The parents of a poorly five-week-old baby believe they saved his life by following their instincts – when his refusal to feed turned out to be meningitis.
Little Fletcher was not showing typical signs of meningitis when parents Sarah and Tom Faulkner rang non-emergency line 111 in the early hours of July 2, 2017.
Within just six hours of that phone call, Fletcher was fighting a battle for his life.
Sarah, 33 and Tom, 32, feel their own instincts encouraged them to persist for help and know they would have lost their child if they hadn’t feared the worst.
As the couple went to put Fletcher to bed on the night of July 1, he began to display unusual behavior, making grunting noises and being clingy.
By 4am, when Fletcher had refused to feed and take his milk, the family began to worry and were advised by 111 to go to Burnley out of hours hospital, Lancs.
However, once there they discovered there were no paediatric doctors available until 10am that same day – so they took the decision to travel to Blackburn hospital.
Sarah, an online marketing executive, said: “Once Fletcher refused to feed we rang 111 at 4am and followed their advice to go to Burnley.
“The GP couldn’t find anything wrong with him after she carried out routine tests and said the paediatrician wasn’t due in until 10am.
“We took the decision to go to Blackburn and we’re so lucky we did because by 9am Fletcher had been diagnosed with meningitis and gone into septic shock.”

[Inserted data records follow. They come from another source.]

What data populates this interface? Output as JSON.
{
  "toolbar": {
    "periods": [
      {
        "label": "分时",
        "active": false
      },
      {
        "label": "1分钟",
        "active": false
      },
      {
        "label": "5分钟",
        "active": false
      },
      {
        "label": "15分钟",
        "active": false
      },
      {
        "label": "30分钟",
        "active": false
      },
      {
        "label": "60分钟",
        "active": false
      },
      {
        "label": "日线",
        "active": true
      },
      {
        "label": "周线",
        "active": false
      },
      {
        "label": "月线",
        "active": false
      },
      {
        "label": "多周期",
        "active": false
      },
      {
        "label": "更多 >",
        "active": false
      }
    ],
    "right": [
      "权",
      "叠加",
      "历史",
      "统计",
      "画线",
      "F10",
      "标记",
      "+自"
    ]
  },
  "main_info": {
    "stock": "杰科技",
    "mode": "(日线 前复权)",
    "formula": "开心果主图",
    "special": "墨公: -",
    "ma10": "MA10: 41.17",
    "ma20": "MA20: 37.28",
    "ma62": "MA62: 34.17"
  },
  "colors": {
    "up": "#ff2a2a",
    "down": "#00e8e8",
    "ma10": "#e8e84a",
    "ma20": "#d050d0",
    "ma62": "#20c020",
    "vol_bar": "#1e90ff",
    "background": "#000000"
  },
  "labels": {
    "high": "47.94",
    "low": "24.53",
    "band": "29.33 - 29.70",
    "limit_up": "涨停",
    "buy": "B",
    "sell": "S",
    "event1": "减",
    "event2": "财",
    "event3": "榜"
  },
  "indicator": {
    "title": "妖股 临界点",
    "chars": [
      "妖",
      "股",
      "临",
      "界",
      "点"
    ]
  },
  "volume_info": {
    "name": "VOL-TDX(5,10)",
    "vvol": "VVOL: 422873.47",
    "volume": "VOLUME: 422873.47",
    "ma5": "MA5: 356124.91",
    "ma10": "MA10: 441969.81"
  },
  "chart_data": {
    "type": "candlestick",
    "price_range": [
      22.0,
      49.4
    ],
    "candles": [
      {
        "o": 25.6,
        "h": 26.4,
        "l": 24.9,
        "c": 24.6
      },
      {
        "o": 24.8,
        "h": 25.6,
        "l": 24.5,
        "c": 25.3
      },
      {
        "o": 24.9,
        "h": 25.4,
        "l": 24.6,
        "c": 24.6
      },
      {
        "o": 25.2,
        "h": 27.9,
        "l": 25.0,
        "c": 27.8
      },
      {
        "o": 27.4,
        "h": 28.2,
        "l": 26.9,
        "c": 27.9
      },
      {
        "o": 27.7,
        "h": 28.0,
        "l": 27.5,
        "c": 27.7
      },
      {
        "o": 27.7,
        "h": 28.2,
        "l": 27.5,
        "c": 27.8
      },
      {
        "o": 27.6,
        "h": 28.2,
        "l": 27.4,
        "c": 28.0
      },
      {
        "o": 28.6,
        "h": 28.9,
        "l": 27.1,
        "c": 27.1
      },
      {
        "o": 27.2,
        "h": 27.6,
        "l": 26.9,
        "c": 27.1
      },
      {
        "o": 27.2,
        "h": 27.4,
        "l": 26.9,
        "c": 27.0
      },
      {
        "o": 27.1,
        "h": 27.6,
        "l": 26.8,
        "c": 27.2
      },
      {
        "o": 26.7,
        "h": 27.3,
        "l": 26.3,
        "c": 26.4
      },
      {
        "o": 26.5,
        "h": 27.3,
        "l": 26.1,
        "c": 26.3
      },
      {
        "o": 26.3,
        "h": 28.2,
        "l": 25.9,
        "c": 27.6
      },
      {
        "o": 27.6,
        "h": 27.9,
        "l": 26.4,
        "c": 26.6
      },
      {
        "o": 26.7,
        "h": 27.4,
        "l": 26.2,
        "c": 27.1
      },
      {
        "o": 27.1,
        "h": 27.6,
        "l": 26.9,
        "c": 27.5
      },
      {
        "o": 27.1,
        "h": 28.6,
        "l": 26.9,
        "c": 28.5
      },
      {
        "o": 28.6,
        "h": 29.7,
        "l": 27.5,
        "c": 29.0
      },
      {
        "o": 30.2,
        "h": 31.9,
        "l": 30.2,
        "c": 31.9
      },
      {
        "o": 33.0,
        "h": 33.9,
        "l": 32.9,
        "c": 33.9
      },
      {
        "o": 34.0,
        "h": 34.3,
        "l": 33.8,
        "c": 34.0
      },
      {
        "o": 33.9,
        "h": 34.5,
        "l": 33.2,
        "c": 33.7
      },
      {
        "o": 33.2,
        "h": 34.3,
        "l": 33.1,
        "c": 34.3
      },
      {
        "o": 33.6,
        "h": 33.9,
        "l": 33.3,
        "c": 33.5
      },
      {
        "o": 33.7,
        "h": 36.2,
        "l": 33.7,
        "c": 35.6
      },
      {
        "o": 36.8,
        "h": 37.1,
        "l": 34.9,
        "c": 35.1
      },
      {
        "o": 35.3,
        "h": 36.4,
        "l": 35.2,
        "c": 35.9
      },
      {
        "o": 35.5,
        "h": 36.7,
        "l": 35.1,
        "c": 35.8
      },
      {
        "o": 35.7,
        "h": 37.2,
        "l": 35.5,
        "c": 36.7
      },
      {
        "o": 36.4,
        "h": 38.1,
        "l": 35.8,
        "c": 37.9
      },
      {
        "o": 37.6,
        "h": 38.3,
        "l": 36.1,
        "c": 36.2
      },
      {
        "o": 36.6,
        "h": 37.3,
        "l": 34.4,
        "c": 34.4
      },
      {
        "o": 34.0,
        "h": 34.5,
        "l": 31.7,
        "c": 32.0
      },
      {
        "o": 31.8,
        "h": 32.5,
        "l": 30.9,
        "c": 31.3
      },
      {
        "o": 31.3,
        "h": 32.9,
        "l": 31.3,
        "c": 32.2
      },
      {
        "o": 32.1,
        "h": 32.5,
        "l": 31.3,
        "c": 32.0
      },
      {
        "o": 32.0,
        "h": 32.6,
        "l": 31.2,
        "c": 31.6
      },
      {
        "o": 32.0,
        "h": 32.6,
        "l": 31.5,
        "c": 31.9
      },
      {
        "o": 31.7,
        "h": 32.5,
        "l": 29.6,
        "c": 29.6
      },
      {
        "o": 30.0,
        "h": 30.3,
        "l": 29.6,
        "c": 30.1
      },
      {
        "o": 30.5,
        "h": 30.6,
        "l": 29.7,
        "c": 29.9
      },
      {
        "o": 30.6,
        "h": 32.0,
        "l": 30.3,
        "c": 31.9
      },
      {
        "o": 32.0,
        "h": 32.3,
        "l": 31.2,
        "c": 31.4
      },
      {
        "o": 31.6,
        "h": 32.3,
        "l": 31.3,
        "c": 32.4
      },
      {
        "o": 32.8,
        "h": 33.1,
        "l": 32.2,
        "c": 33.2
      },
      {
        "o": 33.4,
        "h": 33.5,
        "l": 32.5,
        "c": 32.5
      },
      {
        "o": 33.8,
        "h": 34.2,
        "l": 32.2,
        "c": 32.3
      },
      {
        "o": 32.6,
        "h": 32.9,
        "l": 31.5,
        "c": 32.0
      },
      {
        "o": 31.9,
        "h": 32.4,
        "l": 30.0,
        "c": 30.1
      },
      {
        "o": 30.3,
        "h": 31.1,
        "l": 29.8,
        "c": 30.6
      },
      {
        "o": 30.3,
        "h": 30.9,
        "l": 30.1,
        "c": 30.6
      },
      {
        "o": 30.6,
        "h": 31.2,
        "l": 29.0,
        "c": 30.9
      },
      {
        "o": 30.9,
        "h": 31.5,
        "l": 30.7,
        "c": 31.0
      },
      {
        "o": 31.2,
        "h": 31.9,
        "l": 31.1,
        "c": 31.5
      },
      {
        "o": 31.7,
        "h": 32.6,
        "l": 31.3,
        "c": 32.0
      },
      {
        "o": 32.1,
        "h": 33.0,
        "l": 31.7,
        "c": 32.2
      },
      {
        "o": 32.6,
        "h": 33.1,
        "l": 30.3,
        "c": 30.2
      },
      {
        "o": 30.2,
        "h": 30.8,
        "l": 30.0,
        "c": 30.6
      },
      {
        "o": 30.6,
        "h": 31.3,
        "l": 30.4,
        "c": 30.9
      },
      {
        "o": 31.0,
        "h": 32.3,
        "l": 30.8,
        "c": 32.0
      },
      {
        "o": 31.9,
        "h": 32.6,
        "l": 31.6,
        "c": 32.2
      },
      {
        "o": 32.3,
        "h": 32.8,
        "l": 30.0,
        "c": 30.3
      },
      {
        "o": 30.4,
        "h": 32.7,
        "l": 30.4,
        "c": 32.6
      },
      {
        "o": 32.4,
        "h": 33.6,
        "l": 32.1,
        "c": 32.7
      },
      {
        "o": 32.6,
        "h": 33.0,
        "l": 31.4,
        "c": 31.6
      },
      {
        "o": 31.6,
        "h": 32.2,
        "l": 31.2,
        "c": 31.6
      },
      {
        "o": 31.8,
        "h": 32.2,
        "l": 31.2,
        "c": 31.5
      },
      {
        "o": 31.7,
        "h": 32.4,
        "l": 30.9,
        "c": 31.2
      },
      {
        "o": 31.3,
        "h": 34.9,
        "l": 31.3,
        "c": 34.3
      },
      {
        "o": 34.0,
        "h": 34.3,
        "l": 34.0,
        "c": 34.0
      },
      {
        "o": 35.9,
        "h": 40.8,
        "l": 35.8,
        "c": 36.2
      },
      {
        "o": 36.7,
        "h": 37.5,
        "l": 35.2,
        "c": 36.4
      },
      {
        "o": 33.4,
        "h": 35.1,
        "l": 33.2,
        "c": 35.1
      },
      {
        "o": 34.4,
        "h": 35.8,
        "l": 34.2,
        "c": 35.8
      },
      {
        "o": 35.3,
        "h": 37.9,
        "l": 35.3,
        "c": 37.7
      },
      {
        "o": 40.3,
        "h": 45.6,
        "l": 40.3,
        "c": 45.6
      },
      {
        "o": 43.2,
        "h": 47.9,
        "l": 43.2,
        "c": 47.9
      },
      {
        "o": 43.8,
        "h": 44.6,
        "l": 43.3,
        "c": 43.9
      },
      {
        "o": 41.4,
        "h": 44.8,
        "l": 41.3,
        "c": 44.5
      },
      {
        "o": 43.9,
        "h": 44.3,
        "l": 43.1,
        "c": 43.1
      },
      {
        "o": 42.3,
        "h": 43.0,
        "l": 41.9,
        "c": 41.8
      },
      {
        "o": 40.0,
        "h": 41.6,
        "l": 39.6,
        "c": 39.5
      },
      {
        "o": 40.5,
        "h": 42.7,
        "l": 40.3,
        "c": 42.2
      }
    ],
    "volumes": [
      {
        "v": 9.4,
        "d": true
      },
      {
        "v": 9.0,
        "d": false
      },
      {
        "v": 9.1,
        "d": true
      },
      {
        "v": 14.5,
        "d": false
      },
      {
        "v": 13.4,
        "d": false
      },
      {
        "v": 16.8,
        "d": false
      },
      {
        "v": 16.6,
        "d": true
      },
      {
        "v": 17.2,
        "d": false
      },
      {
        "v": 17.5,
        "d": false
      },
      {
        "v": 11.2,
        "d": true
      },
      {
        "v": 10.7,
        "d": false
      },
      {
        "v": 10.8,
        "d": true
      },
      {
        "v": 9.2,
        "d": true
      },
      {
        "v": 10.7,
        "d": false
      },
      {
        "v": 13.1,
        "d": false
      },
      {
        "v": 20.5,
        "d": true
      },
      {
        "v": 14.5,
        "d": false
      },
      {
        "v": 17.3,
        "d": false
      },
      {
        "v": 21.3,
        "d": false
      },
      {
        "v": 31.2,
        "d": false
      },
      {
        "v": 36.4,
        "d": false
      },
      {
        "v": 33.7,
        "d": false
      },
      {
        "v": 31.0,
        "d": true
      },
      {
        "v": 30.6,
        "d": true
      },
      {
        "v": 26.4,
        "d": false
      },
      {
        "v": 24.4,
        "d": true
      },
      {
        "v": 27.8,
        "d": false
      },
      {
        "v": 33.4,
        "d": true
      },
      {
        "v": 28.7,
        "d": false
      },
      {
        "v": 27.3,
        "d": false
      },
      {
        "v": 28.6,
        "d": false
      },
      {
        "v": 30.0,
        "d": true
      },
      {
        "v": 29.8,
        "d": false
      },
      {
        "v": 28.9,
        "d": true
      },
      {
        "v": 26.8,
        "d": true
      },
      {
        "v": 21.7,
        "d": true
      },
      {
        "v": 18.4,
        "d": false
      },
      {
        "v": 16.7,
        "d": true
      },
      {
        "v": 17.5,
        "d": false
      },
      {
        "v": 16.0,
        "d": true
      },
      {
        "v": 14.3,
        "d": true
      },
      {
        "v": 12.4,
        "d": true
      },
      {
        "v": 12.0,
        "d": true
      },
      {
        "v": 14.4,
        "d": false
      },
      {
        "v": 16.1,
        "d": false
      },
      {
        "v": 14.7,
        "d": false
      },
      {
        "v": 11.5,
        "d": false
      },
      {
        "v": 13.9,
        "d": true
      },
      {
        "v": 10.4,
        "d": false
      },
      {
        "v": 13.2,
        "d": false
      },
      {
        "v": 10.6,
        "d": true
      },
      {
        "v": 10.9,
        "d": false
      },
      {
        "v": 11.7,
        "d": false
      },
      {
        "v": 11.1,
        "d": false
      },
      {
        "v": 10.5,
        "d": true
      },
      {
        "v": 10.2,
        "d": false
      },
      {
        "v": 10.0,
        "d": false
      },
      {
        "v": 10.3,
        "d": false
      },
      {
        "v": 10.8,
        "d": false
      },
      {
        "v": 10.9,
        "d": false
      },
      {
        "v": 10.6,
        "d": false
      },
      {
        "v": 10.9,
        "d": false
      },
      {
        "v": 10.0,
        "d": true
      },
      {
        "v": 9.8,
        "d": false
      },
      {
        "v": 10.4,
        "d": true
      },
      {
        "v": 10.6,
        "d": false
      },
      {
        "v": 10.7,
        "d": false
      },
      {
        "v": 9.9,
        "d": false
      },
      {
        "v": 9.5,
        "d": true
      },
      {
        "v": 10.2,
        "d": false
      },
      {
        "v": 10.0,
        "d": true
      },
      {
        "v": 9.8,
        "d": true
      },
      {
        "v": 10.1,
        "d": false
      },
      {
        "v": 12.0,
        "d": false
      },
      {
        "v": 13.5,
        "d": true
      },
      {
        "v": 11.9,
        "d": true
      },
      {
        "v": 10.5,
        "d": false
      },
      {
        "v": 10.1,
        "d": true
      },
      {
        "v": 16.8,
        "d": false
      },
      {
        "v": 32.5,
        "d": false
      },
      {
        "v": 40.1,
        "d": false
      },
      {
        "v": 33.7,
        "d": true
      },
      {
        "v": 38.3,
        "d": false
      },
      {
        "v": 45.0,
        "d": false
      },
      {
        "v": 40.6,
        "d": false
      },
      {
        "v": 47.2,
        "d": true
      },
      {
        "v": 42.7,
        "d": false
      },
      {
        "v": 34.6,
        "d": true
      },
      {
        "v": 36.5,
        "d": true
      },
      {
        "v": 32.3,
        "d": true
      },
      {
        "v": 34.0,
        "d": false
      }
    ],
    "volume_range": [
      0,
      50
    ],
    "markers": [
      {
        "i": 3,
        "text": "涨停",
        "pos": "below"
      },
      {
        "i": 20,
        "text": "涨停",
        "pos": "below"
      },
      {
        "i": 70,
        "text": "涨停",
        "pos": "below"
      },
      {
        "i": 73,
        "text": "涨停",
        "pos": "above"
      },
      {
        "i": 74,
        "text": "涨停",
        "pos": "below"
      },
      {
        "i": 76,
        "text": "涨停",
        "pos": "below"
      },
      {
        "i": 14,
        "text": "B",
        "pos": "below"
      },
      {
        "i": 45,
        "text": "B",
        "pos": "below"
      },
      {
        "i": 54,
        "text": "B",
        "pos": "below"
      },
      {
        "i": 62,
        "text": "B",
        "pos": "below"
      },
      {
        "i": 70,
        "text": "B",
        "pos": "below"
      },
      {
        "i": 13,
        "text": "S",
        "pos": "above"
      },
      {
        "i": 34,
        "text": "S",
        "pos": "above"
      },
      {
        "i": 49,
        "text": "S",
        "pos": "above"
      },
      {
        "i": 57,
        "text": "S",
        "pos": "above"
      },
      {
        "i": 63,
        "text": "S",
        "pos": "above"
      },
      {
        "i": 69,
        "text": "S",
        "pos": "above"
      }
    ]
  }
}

Just 20 minutes after the family arrived at Blackburn Hospital, Fletcher’s health had deteriorated quickly and he had a temperature of 38.7 degrees.
The little boy was given antibiotics into his wrist as a precaution so his body could start fighting any infections.
Sarah from Colne, Lancs., said: “Once they gave him antibiotics I think I knew then they suspected meningitis.
“My whole heart sank, I was just praying I was wrong.
“We were then told Fletcher would need a lumbar puncture and were asked to sit in the waiting room as it can be unsettling as the baby has to be put in an uncomfortable position which isn’t nice for anybody.”
The stress of the operation on his tiny body caused him to have a septic shock as the doctors were preparing him to be put to sleep.
Sarah said: “We knew something was wrong because every nurse in the ward was running in the direction of Fletcher.
“That’s when the hysteria started to set in and we were beside ourselves.
“Our families had arrived at this point and we all just wanted answers but the doctors and nurses needed us to take a step back and let them look after Fletcher.
“As a parent not being able to look after your baby is the hardest thing. I felt so helpless sat waiting just praying my baby boy was going to be OK.”
Sarah and Tom, a credit controller, were finally able to see Fletcher and were told he was going to be transferred to specialist hospital, Alder Hey, in Liverpool.
Sarah said: “It was awful seeing him lying there covered in tubes – he looked so helpless.
“To see him suffering to a point where he was swollen up like a balloon was unbearable, he was covered in purple bruises.”
Once at Alder Hay, Fletcher was placed in a private ICU suite during his week-long battle with the deadly virus.
After a few days, the family received the news they had all been praying for, that Fletcher was starting to fight the infection.
Sarah said: “When I was finally able to hold him again three days later it was like holding a newborn baby again, I was so overwhelmed with relief.
“We all just finally let out the biggest breath that we had all been holding in.”
Sarah was told that Fletcher was going to be able to come home on her birthday, which she described as the ‘best present ever’ and he is now fit and healthy.
Sarah and Tom are now planning Fletcher’s first Birthday coming up in May –
something they may not have had the opportunity to do if it wasn’t for their maternal instincts.